Working papers

Written by Jodie Keane

Given that switches of dynamic comparative advantage, and the ability of developing countries to tap into related production networks, have formed the basis of most successful export diversification strategies in the past – measured by growth, structural change and poverty reduction – this Background Note explores how the physical and regulatory impacts of climate change might affect these strategies in the future. Will climate change hinder export-oriented growth strategies? Where are the new opportunities? How do existing strategies need to adapt? And how can the rules of the UN Framework Convention on Climate Change (UNFCCC) and the World Trade Organization (WTO), in addition to aid from donors, better support these processes?

The Background Note aims to shed light on such questions. It highlights the importance of coherence between the climate change and trade regimes for export-oriented growth and development. It draws attention to how the physical impacts of climate change on production structures both accentuate the need for diversification and add new challenges. But it also highlights new opportunities that may arise from the regulatory impacts of climate change.
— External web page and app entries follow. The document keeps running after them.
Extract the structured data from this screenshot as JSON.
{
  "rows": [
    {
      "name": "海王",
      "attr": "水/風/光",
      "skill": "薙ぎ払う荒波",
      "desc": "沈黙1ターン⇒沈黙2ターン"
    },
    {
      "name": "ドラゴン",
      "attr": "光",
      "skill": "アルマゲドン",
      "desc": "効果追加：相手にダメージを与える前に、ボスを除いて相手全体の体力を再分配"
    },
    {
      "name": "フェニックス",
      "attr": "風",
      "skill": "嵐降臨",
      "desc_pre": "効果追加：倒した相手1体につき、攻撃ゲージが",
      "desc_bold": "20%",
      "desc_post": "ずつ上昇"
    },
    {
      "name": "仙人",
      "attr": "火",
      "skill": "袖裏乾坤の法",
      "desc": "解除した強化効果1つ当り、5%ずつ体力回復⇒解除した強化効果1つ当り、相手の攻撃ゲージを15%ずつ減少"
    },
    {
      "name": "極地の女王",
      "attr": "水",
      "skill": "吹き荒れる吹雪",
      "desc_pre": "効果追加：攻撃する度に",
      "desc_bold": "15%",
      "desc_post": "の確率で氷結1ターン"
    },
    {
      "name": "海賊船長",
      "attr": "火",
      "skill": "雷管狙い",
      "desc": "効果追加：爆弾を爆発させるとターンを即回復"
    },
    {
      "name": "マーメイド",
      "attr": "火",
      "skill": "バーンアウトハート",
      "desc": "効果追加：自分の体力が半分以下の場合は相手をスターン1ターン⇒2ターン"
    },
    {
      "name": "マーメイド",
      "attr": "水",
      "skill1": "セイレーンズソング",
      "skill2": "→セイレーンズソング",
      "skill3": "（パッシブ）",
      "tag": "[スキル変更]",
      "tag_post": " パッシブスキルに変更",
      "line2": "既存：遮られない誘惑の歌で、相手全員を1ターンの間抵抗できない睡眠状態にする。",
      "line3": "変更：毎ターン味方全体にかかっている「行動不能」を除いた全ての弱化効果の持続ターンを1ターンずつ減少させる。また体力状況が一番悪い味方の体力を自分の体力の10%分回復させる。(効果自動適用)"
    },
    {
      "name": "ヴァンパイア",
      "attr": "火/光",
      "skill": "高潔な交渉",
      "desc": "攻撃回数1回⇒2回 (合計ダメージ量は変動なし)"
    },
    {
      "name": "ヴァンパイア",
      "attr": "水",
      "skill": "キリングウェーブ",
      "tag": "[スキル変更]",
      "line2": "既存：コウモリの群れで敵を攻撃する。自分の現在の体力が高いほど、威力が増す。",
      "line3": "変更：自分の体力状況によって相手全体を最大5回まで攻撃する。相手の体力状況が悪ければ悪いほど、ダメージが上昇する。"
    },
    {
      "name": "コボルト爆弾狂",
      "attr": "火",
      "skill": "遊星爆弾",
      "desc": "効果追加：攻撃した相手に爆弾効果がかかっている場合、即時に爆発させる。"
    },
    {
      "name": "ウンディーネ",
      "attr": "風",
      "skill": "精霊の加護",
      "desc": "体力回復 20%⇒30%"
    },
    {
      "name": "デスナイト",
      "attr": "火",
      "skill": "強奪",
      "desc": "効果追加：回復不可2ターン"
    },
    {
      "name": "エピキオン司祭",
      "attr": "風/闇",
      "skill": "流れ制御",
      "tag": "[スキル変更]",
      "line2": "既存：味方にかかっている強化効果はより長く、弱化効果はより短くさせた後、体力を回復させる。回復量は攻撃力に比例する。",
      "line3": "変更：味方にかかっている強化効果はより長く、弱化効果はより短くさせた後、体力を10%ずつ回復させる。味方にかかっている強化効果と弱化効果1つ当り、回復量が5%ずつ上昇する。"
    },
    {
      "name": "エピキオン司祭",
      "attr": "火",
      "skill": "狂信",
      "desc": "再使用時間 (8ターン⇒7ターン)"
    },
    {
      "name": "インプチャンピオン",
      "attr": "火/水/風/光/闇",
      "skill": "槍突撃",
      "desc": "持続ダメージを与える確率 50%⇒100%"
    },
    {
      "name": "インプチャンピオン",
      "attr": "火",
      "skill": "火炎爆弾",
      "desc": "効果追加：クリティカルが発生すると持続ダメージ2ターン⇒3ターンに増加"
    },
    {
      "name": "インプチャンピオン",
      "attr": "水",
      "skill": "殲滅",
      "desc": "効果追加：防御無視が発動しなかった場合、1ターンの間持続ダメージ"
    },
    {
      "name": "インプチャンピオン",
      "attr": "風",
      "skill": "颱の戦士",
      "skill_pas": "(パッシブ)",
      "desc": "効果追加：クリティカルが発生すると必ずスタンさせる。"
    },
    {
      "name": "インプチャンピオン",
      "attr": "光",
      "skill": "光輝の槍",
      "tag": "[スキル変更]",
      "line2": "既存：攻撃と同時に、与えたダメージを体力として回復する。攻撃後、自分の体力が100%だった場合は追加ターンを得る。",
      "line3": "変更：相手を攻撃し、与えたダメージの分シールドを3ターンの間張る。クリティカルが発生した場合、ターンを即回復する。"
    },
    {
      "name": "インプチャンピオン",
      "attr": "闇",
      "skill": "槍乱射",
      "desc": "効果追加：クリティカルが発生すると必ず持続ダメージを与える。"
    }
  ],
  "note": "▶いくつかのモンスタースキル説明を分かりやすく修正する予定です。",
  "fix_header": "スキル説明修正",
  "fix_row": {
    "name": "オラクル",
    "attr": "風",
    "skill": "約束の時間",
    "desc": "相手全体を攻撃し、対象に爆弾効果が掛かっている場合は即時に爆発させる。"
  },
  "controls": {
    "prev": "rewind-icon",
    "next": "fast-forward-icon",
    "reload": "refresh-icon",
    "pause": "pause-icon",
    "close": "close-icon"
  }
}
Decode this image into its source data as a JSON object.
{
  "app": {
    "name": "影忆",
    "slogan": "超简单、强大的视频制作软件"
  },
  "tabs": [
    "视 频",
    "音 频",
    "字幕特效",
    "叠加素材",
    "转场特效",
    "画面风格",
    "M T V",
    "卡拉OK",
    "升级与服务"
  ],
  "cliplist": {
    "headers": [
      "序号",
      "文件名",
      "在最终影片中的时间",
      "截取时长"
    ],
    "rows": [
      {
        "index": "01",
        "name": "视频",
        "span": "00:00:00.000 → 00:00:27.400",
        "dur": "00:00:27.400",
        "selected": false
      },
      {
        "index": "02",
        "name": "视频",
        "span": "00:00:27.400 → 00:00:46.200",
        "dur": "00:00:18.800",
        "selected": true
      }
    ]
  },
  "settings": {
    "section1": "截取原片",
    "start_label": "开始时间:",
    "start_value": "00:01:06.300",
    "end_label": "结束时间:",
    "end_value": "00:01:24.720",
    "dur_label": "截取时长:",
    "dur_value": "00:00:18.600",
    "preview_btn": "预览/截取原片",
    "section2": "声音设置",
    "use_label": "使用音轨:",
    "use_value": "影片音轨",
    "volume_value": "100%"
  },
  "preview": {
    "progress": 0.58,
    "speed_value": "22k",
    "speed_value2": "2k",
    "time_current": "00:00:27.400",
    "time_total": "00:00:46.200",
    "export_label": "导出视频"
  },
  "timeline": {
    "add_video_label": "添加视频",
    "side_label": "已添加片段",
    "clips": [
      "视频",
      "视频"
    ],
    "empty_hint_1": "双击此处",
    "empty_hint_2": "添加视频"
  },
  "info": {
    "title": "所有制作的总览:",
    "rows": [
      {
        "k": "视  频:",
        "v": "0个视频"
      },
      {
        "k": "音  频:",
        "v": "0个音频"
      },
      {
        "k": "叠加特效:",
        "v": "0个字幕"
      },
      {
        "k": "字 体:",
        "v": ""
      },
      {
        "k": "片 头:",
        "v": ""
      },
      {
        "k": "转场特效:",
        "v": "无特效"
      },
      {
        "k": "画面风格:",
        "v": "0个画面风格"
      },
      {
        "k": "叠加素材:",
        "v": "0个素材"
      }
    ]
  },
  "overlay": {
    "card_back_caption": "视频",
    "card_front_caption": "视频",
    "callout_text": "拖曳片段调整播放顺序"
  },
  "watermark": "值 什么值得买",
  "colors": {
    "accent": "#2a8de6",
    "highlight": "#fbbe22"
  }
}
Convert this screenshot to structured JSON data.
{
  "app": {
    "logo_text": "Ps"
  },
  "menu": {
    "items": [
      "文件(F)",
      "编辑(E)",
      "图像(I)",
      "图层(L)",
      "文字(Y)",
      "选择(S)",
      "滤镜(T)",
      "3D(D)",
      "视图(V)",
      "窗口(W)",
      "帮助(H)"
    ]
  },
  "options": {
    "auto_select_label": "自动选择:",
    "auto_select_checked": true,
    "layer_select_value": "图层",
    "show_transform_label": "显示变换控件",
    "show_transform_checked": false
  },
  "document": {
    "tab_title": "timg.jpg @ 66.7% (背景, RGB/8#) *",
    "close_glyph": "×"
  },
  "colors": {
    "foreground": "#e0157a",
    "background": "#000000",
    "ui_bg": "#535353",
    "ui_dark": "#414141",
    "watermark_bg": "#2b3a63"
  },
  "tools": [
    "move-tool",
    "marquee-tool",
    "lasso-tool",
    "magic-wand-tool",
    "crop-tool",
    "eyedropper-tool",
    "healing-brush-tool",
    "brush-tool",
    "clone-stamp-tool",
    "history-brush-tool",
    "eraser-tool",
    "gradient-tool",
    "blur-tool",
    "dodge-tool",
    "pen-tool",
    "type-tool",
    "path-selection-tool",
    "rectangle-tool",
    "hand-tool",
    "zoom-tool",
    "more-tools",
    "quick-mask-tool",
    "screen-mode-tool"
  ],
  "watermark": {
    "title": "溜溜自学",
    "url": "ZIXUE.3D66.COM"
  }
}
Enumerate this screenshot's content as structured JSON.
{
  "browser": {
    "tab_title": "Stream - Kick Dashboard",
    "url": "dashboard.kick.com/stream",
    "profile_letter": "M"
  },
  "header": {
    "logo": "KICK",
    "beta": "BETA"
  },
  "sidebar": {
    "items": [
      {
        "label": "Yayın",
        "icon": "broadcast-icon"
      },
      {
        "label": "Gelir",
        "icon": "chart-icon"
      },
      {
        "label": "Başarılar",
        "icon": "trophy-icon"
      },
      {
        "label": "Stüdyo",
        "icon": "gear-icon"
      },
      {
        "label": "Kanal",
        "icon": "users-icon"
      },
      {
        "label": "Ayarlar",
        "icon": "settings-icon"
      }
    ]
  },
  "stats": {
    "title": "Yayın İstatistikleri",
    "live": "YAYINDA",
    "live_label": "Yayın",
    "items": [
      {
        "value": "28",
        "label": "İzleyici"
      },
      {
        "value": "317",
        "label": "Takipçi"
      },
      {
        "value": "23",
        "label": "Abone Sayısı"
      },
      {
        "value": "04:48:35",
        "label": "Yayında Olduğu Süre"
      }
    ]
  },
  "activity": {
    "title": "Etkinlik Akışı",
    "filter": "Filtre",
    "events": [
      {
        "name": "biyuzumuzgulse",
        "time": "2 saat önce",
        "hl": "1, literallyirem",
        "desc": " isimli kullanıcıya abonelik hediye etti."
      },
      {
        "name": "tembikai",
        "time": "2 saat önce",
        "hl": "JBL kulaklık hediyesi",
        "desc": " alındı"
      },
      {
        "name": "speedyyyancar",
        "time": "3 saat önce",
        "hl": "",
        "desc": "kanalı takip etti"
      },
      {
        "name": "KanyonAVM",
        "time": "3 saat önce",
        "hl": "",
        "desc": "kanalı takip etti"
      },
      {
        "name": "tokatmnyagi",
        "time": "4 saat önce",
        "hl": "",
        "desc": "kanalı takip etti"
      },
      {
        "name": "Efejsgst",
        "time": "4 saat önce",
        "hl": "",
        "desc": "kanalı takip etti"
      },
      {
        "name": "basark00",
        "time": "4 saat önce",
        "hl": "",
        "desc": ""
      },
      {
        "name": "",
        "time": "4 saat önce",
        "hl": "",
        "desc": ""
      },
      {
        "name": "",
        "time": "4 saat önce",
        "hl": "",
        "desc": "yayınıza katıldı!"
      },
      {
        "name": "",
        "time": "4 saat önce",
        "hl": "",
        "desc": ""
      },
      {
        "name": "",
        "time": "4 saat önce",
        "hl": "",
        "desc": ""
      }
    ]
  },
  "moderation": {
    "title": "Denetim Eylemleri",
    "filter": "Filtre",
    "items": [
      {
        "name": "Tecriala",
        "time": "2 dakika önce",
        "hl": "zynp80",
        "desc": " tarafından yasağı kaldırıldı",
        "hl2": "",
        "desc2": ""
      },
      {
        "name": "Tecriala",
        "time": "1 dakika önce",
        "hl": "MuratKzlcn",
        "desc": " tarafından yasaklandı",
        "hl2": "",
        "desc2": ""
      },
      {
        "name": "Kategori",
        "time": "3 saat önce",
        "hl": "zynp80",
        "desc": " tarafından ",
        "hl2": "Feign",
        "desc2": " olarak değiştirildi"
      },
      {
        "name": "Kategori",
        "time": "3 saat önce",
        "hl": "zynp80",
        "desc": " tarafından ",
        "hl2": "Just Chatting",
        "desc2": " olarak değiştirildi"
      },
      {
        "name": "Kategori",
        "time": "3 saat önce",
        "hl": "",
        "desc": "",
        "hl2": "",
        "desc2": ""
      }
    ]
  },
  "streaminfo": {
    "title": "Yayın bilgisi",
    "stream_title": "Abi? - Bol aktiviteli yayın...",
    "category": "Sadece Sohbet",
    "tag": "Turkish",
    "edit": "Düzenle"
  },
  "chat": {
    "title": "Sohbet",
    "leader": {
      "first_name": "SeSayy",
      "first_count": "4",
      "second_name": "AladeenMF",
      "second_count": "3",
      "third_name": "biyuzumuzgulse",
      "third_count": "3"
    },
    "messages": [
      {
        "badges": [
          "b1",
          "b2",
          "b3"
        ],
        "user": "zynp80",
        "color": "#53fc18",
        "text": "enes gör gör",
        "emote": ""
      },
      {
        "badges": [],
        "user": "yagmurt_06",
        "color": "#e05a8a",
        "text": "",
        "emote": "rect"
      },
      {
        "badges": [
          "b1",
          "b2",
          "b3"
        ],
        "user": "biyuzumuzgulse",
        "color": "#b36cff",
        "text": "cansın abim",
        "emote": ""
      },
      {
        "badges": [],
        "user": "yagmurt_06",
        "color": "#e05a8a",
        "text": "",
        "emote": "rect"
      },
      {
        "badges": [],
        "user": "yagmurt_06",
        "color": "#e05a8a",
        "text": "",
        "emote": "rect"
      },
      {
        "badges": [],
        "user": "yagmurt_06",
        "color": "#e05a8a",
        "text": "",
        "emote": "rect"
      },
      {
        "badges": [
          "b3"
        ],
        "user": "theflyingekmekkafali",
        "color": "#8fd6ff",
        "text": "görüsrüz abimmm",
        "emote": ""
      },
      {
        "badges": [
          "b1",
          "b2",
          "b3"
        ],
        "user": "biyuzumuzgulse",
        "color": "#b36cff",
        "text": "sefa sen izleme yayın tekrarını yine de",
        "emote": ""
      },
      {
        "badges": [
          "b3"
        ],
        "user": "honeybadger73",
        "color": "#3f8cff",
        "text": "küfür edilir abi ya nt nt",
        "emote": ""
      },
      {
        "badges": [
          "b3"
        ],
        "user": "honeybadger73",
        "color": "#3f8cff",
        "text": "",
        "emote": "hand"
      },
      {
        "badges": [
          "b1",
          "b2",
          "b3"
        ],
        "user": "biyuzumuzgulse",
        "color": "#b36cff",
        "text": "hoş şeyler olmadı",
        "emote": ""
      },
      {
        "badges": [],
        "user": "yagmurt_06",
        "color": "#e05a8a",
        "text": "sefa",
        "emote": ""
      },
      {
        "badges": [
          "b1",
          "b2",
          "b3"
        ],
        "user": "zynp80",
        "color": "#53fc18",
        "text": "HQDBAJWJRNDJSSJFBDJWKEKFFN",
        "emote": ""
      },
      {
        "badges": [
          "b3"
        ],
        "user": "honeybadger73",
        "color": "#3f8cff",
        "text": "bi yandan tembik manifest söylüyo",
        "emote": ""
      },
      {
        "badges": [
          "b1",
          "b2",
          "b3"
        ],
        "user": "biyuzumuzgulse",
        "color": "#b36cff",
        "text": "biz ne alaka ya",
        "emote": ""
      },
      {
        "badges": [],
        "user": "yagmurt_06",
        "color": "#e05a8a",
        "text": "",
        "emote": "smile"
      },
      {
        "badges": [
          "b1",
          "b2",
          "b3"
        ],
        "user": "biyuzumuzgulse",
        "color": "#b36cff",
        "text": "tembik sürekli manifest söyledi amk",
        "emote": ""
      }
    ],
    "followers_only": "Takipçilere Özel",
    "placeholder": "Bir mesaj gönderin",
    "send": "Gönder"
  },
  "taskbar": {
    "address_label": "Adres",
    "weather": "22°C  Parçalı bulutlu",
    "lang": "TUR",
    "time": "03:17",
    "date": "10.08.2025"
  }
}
First, the Background Note reflects on export diversification strategies in the past; second, it draws attention to physical and regulatory constraints that will affect export diversification strategies in the future; and finally, it discusses how existing strategies may need to adapt and the regulatory constraints be overcome.

Jodie Keane